◆ WHAT YOU NEED TO DO
Every line in the entries that holds "JSON" should be identified and copied.

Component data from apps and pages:
__________
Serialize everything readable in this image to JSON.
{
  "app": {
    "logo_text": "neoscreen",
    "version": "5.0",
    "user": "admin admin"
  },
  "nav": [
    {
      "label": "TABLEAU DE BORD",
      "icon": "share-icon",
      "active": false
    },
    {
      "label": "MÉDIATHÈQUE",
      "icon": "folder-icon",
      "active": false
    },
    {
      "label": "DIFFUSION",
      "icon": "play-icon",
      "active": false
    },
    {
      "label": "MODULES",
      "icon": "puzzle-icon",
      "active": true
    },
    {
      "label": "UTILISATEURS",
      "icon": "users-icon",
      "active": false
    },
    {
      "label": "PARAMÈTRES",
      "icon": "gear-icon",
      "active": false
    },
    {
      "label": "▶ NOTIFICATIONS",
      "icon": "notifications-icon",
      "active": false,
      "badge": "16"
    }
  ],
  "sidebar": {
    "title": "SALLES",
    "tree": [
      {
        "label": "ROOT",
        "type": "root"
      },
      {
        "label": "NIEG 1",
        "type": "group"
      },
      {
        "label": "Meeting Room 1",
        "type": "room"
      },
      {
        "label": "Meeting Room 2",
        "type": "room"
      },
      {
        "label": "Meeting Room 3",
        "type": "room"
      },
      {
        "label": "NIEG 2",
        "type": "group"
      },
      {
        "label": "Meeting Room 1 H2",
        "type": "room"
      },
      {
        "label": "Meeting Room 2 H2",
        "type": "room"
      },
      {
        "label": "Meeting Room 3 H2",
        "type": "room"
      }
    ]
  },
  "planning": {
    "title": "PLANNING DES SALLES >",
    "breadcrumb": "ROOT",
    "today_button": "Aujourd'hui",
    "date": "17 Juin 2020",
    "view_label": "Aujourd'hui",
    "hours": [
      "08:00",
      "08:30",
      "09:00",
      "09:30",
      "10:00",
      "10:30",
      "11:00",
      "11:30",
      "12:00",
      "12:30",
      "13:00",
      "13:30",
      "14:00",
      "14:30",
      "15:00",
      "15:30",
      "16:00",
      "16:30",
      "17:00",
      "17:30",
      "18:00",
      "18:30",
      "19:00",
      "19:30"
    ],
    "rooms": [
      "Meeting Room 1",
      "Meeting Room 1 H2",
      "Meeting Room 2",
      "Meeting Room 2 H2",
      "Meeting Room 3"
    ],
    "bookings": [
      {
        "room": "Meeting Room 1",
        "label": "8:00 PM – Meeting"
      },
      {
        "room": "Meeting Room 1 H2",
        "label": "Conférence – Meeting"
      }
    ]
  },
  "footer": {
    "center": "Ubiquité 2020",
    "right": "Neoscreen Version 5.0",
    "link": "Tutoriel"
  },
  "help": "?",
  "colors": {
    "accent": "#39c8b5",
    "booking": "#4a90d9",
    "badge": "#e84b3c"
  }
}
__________
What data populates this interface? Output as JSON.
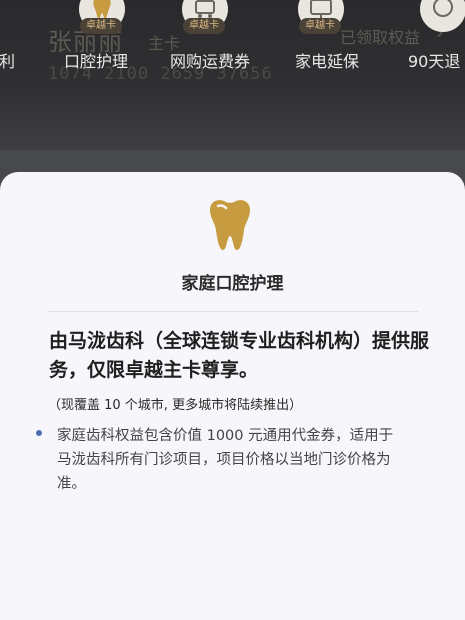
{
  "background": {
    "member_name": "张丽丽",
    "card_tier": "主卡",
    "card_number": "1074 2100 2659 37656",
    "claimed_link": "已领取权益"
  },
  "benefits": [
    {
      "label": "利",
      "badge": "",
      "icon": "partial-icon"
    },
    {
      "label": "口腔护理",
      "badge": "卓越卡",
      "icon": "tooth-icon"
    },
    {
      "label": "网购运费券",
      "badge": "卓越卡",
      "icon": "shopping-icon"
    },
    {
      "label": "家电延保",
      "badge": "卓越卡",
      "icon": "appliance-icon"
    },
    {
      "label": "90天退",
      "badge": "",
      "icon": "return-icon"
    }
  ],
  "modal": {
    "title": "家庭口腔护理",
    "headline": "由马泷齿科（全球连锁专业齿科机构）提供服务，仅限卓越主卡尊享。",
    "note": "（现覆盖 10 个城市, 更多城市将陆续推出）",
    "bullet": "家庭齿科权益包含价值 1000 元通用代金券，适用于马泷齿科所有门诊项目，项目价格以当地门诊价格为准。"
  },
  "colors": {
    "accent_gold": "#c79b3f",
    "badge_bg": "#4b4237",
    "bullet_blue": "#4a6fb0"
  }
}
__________
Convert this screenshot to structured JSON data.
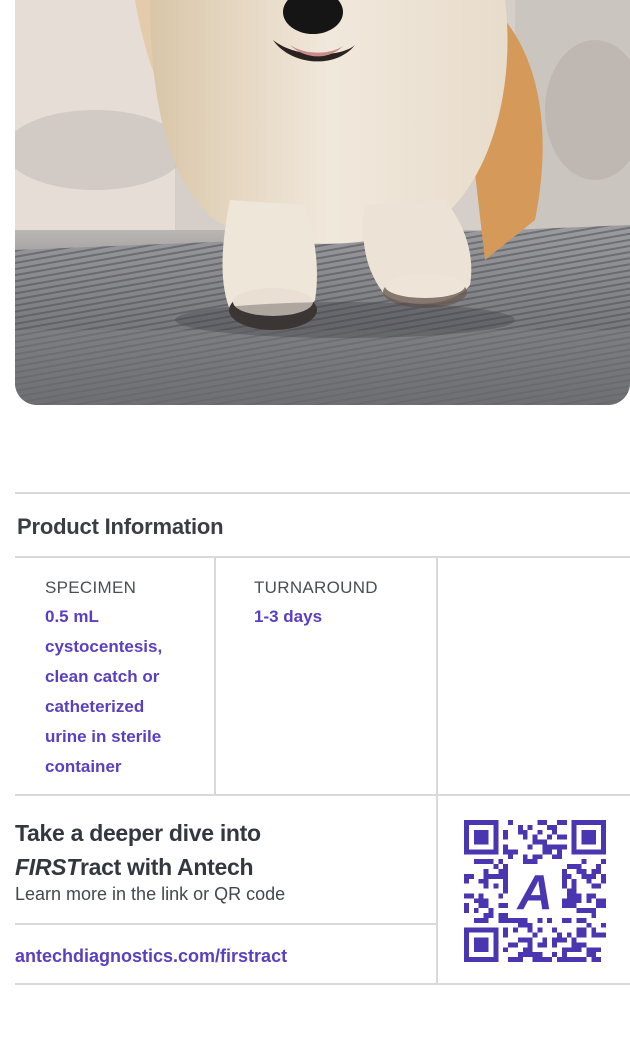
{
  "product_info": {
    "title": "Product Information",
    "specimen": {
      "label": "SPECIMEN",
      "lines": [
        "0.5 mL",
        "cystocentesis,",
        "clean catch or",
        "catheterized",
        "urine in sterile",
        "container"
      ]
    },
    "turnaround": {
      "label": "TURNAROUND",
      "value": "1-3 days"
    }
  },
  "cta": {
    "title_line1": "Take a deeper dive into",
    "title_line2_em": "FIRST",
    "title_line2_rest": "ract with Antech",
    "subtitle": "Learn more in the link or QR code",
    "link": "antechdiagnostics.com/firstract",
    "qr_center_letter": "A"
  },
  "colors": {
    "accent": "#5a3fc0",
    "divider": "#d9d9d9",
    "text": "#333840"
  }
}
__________
◆ REPLY TO THE TASK
Serialize everything readable in this image to JSON.
What data populates this interface? Output as JSON.
Convert this screenshot to structured JSON data.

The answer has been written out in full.